[Opening MATERIAL PROVIDED section]
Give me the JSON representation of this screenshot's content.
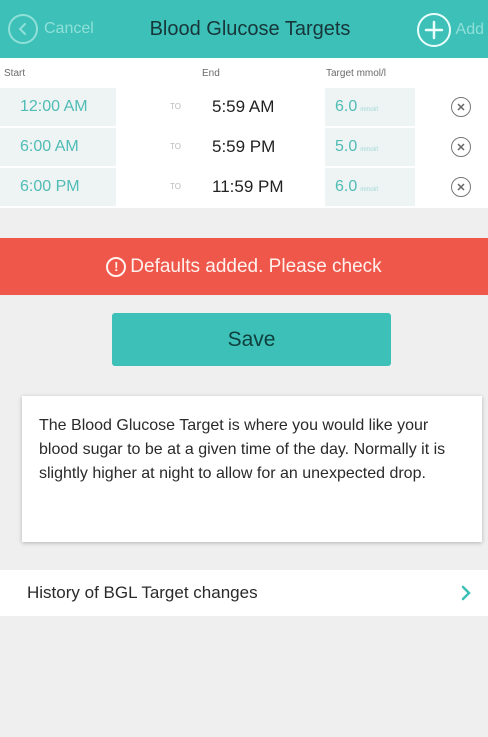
{
  "header": {
    "cancel_label": "Cancel",
    "title": "Blood Glucose Targets",
    "add_label": "Add"
  },
  "columns": {
    "start": "Start",
    "end": "End",
    "target": "Target mmol/l"
  },
  "rows": [
    {
      "start": "12:00 AM",
      "to": "TO",
      "end": "5:59 AM",
      "target": "6.0",
      "unit": "mmol/l"
    },
    {
      "start": "6:00 AM",
      "to": "TO",
      "end": "5:59 PM",
      "target": "5.0",
      "unit": "mmol/l"
    },
    {
      "start": "6:00 PM",
      "to": "TO",
      "end": "11:59 PM",
      "target": "6.0",
      "unit": "mmol/l"
    }
  ],
  "alert": {
    "text": "Defaults added. Please check"
  },
  "save_label": "Save",
  "info_text": "The Blood Glucose Target is where you would like your blood sugar to be at a given time of the day. Normally it is slightly higher at night to allow for an unexpected drop.",
  "history_label": "History of BGL Target changes",
  "colors": {
    "accent": "#3cc0b7",
    "alert": "#f0574b",
    "link_teal": "#4fbcb5"
  }
}
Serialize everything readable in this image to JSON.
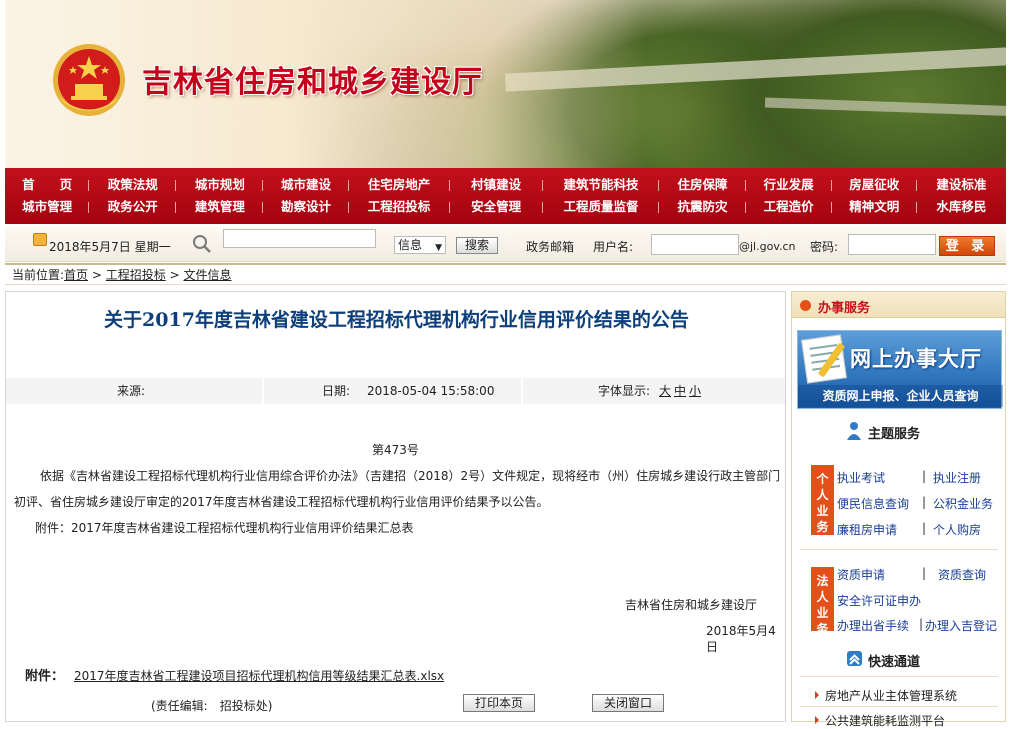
{
  "header": {
    "site_title": "吉林省住房和城乡建设厅"
  },
  "nav": {
    "row1": [
      "首　　页",
      "政策法规",
      "城市规划",
      "城市建设",
      "住宅房地产",
      "村镇建设",
      "建筑节能科技",
      "住房保障",
      "行业发展",
      "房屋征收",
      "建设标准"
    ],
    "row2": [
      "城市管理",
      "政务公开",
      "建筑管理",
      "勘察设计",
      "工程招投标",
      "安全管理",
      "工程质量监督",
      "抗震防灾",
      "工程造价",
      "精神文明",
      "水库移民"
    ]
  },
  "toolbar": {
    "date": "2018年5月7日  星期一",
    "search_scope": "信息",
    "search_button": "搜索",
    "mail_label": "政务邮箱",
    "username_label": "用户名:",
    "mail_domain": "@jl.gov.cn",
    "password_label": "密码:",
    "login_button": "登 录"
  },
  "breadcrumb": {
    "prefix": "当前位置:",
    "home": "首页",
    "sep1": " > ",
    "section": "工程招投标",
    "sep2": " > ",
    "page": "文件信息"
  },
  "article": {
    "title": "关于2017年度吉林省建设工程招标代理机构行业信用评价结果的公告",
    "source_label": "来源:",
    "date_label": "日期:",
    "date_value": "2018-05-04 15:58:00",
    "font_label": "字体显示:",
    "font_sizes": [
      "大",
      "中",
      "小"
    ],
    "doc_number": "第473号",
    "para1_line1": "依据《吉林省建设工程招标代理机构行业信用综合评价办法》（吉建招（2018）2号）文件规定，现将经市（州）住房城乡建设行政主管部门",
    "para1_line2": "初评、省住房城乡建设厅审定的2017年度吉林省建设工程招标代理机构行业信用评价结果予以公告。",
    "para2": "附件：2017年度吉林省建设工程招标代理机构行业信用评价结果汇总表",
    "signature": "吉林省住房和城乡建设厅",
    "sign_date": "2018年5月4日",
    "attachment_label": "附件：",
    "attachment_link": "2017年度吉林省工程建设项目招标代理机构信用等级结果汇总表.xlsx",
    "editor": "(责任编辑:　招投标处)",
    "print_button": "打印本页",
    "close_button": "关闭窗口"
  },
  "sidebar": {
    "service_title": "办事服务",
    "hall_title": "网上办事大厅",
    "hall_subtitle": "资质网上申报、企业人员查询",
    "theme_title": "主题服务",
    "personal_tab": "个人业务",
    "personal_items": [
      "执业考试",
      "执业注册",
      "便民信息查询",
      "公积金业务",
      "廉租房申请",
      "个人购房"
    ],
    "legal_tab": "法人业务",
    "legal_items": [
      "资质申请",
      "资质查询",
      "安全许可证申办",
      "办理出省手续",
      "办理入吉登记"
    ],
    "separator": "|",
    "quick_title": "快速通道",
    "quick_links": [
      "房地产从业主体管理系统",
      "公共建筑能耗监测平台"
    ]
  }
}
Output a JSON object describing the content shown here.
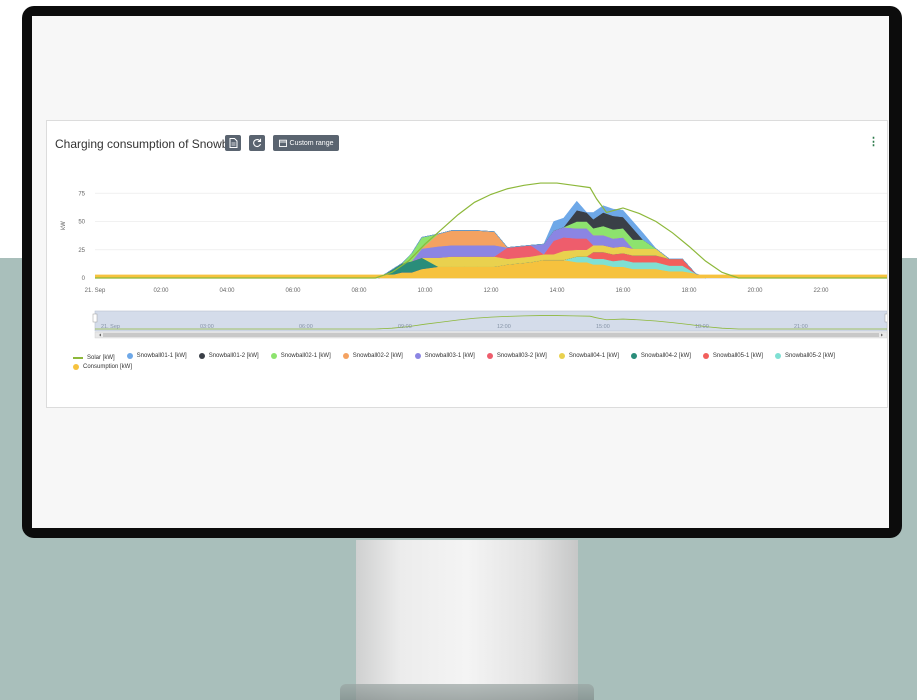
{
  "colors": {
    "solar": "#8db83a",
    "snowball01_1": "#6ea8e8",
    "snowball01_2": "#3a3f47",
    "snowball02_1": "#8de36e",
    "snowball02_2": "#f4a261",
    "snowball03_1": "#8b85e3",
    "snowball03_2": "#ee5d6c",
    "snowball04_1": "#e9d14e",
    "snowball04_2": "#2a8d7a",
    "snowball05_1": "#f25f5c",
    "snowball05_2": "#7fe0d3",
    "consumption": "#f6c23e"
  },
  "card": {
    "title": "Charging consumption of Snowball",
    "export_icon": "file-icon",
    "refresh_icon": "refresh-icon",
    "custom_range_label": "Custom range",
    "calendar_icon": "calendar-icon",
    "menu_icon": "kebab-menu-icon"
  },
  "chart_data": {
    "type": "area",
    "ylabel": "kW",
    "y_ticks": [
      "75",
      "50",
      "25",
      "0"
    ],
    "ylim": [
      0,
      100
    ],
    "x_ticks": [
      "21. Sep",
      "02:00",
      "04:00",
      "06:00",
      "08:00",
      "10:00",
      "12:00",
      "14:00",
      "16:00",
      "18:00",
      "20:00",
      "22:00"
    ],
    "x_hours": [
      0,
      2,
      4,
      6,
      8,
      10,
      12,
      14,
      16,
      18,
      20,
      22
    ],
    "xlim": [
      0,
      24
    ],
    "grid": true,
    "legend_position": "bottom",
    "navigator_ticks": [
      "21. Sep",
      "03:00",
      "06:00",
      "09:00",
      "12:00",
      "15:00",
      "18:00",
      "21:00"
    ],
    "solar": {
      "name": "Solar [kW]",
      "points": [
        [
          0,
          0
        ],
        [
          8.5,
          0
        ],
        [
          9,
          5
        ],
        [
          9.5,
          15
        ],
        [
          10,
          30
        ],
        [
          10.5,
          43
        ],
        [
          11,
          56
        ],
        [
          11.5,
          67
        ],
        [
          12,
          74
        ],
        [
          12.5,
          79
        ],
        [
          13,
          82
        ],
        [
          13.5,
          84
        ],
        [
          14,
          84
        ],
        [
          14.5,
          82
        ],
        [
          15,
          80
        ],
        [
          15.2,
          70
        ],
        [
          15.5,
          58
        ],
        [
          16,
          62
        ],
        [
          16.5,
          57
        ],
        [
          17,
          50
        ],
        [
          17.5,
          40
        ],
        [
          18,
          28
        ],
        [
          18.5,
          15
        ],
        [
          19,
          5
        ],
        [
          19.5,
          0
        ],
        [
          24,
          0
        ]
      ]
    },
    "x": [
      8.6,
      9.3,
      9.6,
      9.9,
      10.4,
      10.8,
      11.2,
      11.6,
      12.1,
      12.5,
      13.2,
      13.6,
      13.9,
      14.2,
      14.6,
      14.9,
      15.1,
      15.4,
      15.7,
      16.0,
      16.3,
      16.6,
      17.0,
      17.4,
      17.8,
      18.2,
      18.5
    ],
    "series": [
      {
        "name": "Consumption [kW]",
        "key": "consumption",
        "values": [
          0,
          5,
          5,
          8,
          10,
          10,
          10,
          10,
          10,
          12,
          14,
          16,
          16,
          16,
          14,
          14,
          12,
          12,
          10,
          10,
          8,
          8,
          8,
          6,
          6,
          4,
          0
        ]
      },
      {
        "name": "Snowball05-2 [kW]",
        "key": "snowball05_2",
        "values": [
          0,
          0,
          0,
          0,
          0,
          0,
          0,
          0,
          0,
          0,
          0,
          0,
          0,
          0,
          5,
          5,
          5,
          5,
          5,
          6,
          6,
          6,
          6,
          5,
          5,
          0,
          0
        ]
      },
      {
        "name": "Snowball05-1 [kW]",
        "key": "snowball05_1",
        "values": [
          0,
          0,
          0,
          0,
          0,
          0,
          0,
          0,
          0,
          0,
          0,
          0,
          0,
          0,
          0,
          0,
          6,
          6,
          6,
          6,
          6,
          6,
          6,
          6,
          6,
          0,
          0
        ]
      },
      {
        "name": "Snowball04-2 [kW]",
        "key": "snowball04_2",
        "values": [
          0,
          8,
          10,
          10,
          0,
          0,
          0,
          0,
          0,
          0,
          0,
          0,
          0,
          0,
          0,
          0,
          0,
          0,
          0,
          0,
          0,
          0,
          0,
          0,
          0,
          0,
          0
        ]
      },
      {
        "name": "Snowball04-1 [kW]",
        "key": "snowball04_1",
        "values": [
          0,
          0,
          0,
          0,
          8,
          9,
          9,
          9,
          9,
          5,
          5,
          5,
          5,
          8,
          6,
          6,
          6,
          6,
          6,
          6,
          6,
          6,
          6,
          0,
          0,
          0,
          0
        ]
      },
      {
        "name": "Snowball03-2 [kW]",
        "key": "snowball03_2",
        "values": [
          0,
          0,
          0,
          0,
          0,
          0,
          0,
          0,
          0,
          10,
          10,
          0,
          12,
          12,
          10,
          10,
          0,
          0,
          0,
          0,
          0,
          0,
          0,
          0,
          0,
          0,
          0
        ]
      },
      {
        "name": "Snowball03-1 [kW]",
        "key": "snowball03_1",
        "values": [
          0,
          0,
          0,
          8,
          10,
          10,
          10,
          10,
          10,
          0,
          0,
          9,
          9,
          9,
          9,
          9,
          9,
          9,
          8,
          8,
          0,
          0,
          0,
          0,
          0,
          0,
          0
        ]
      },
      {
        "name": "Snowball02-2 [kW]",
        "key": "snowball02_2",
        "values": [
          0,
          0,
          0,
          0,
          11,
          13,
          13,
          13,
          12,
          0,
          0,
          0,
          0,
          0,
          0,
          0,
          0,
          0,
          0,
          0,
          0,
          0,
          0,
          0,
          0,
          0,
          0
        ]
      },
      {
        "name": "Snowball02-1 [kW]",
        "key": "snowball02_1",
        "values": [
          0,
          0,
          7,
          10,
          0,
          0,
          0,
          0,
          0,
          0,
          0,
          0,
          0,
          0,
          6,
          6,
          6,
          8,
          8,
          8,
          8,
          8,
          0,
          0,
          0,
          0,
          0
        ]
      },
      {
        "name": "Snowball01-2 [kW]",
        "key": "snowball01_2",
        "values": [
          0,
          0,
          0,
          0,
          0,
          0,
          0,
          0,
          0,
          0,
          0,
          0,
          0,
          0,
          10,
          8,
          8,
          12,
          12,
          10,
          10,
          0,
          0,
          0,
          0,
          0,
          0
        ]
      },
      {
        "name": "Snowball01-1 [kW]",
        "key": "snowball01_1",
        "values": [
          0,
          0,
          0,
          0,
          0,
          0,
          0,
          0,
          0,
          0,
          0,
          0,
          8,
          8,
          8,
          0,
          6,
          6,
          6,
          6,
          6,
          6,
          0,
          0,
          0,
          0,
          0
        ]
      }
    ]
  },
  "legend": [
    {
      "label": "Solar [kW]",
      "key": "solar",
      "shape": "line"
    },
    {
      "label": "Snowball01-1 [kW]",
      "key": "snowball01_1",
      "shape": "dot"
    },
    {
      "label": "Snowball01-2 [kW]",
      "key": "snowball01_2",
      "shape": "dot"
    },
    {
      "label": "Snowball02-1 [kW]",
      "key": "snowball02_1",
      "shape": "dot"
    },
    {
      "label": "Snowball02-2 [kW]",
      "key": "snowball02_2",
      "shape": "dot"
    },
    {
      "label": "Snowball03-1 [kW]",
      "key": "snowball03_1",
      "shape": "dot"
    },
    {
      "label": "Snowball03-2 [kW]",
      "key": "snowball03_2",
      "shape": "dot"
    },
    {
      "label": "Snowball04-1 [kW]",
      "key": "snowball04_1",
      "shape": "dot"
    },
    {
      "label": "Snowball04-2 [kW]",
      "key": "snowball04_2",
      "shape": "dot"
    },
    {
      "label": "Snowball05-1 [kW]",
      "key": "snowball05_1",
      "shape": "dot"
    },
    {
      "label": "Snowball05-2 [kW]",
      "key": "snowball05_2",
      "shape": "dot"
    },
    {
      "label": "Consumption [kW]",
      "key": "consumption",
      "shape": "dot"
    }
  ]
}
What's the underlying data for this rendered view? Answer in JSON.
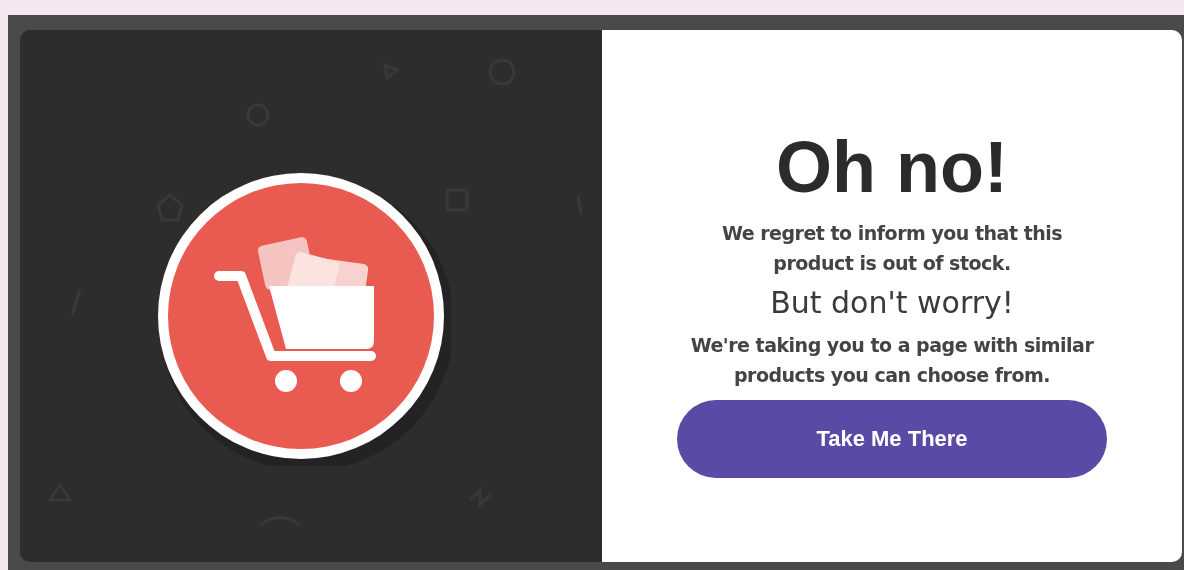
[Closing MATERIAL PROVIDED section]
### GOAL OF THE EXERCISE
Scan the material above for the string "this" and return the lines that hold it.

### WORKED SOLUTION
Give me the JSON representation of this screenshot's content.
Serialize everything readable in this image to JSON.
What's the underlying data for this rendered view? Answer in JSON.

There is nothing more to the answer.